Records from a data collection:

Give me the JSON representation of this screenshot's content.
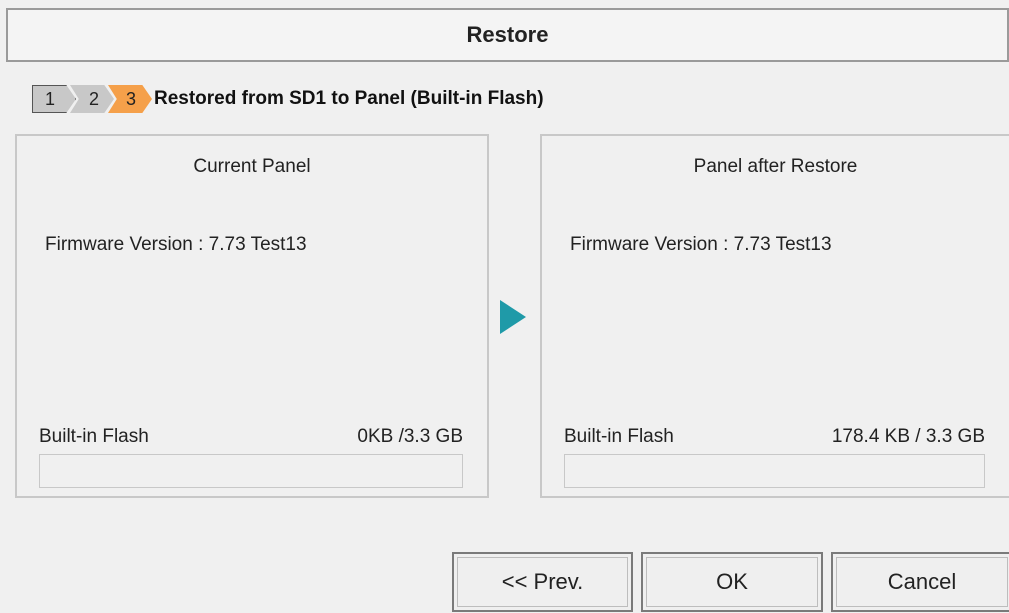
{
  "dialog": {
    "title": "Restore"
  },
  "steps": {
    "items": [
      "1",
      "2",
      "3"
    ],
    "current_label": "Restored from SD1 to Panel (Built-in Flash)"
  },
  "current_panel": {
    "title": "Current Panel",
    "firmware_label": "Firmware Version :",
    "firmware_value": "7.73 Test13",
    "storage_label": "Built-in Flash",
    "storage_value": "0KB /3.3 GB",
    "usage_fraction": 0
  },
  "after_panel": {
    "title": "Panel after Restore",
    "firmware_label": "Firmware Version :",
    "firmware_value": "7.73 Test13",
    "storage_label": "Built-in Flash",
    "storage_value": "178.4 KB / 3.3 GB",
    "usage_fraction": 0
  },
  "buttons": {
    "prev": "<< Prev.",
    "ok": "OK",
    "cancel": "Cancel"
  },
  "colors": {
    "accent_step": "#f5a04a",
    "arrow": "#1f9aa8"
  }
}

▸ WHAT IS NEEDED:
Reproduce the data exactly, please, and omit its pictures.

▸ RESULT FOR THIS TASK:
Give me the JSON representation of this screenshot's content.
{
  "dialog": {
    "title": "Restore"
  },
  "steps": {
    "items": [
      "1",
      "2",
      "3"
    ],
    "current_label": "Restored from SD1 to Panel (Built-in Flash)"
  },
  "current_panel": {
    "title": "Current Panel",
    "firmware_label": "Firmware Version :",
    "firmware_value": "7.73 Test13",
    "storage_label": "Built-in Flash",
    "storage_value": "0KB /3.3 GB",
    "usage_fraction": 0
  },
  "after_panel": {
    "title": "Panel after Restore",
    "firmware_label": "Firmware Version :",
    "firmware_value": "7.73 Test13",
    "storage_label": "Built-in Flash",
    "storage_value": "178.4 KB / 3.3 GB",
    "usage_fraction": 0
  },
  "buttons": {
    "prev": "<< Prev.",
    "ok": "OK",
    "cancel": "Cancel"
  },
  "colors": {
    "accent_step": "#f5a04a",
    "arrow": "#1f9aa8"
  }
}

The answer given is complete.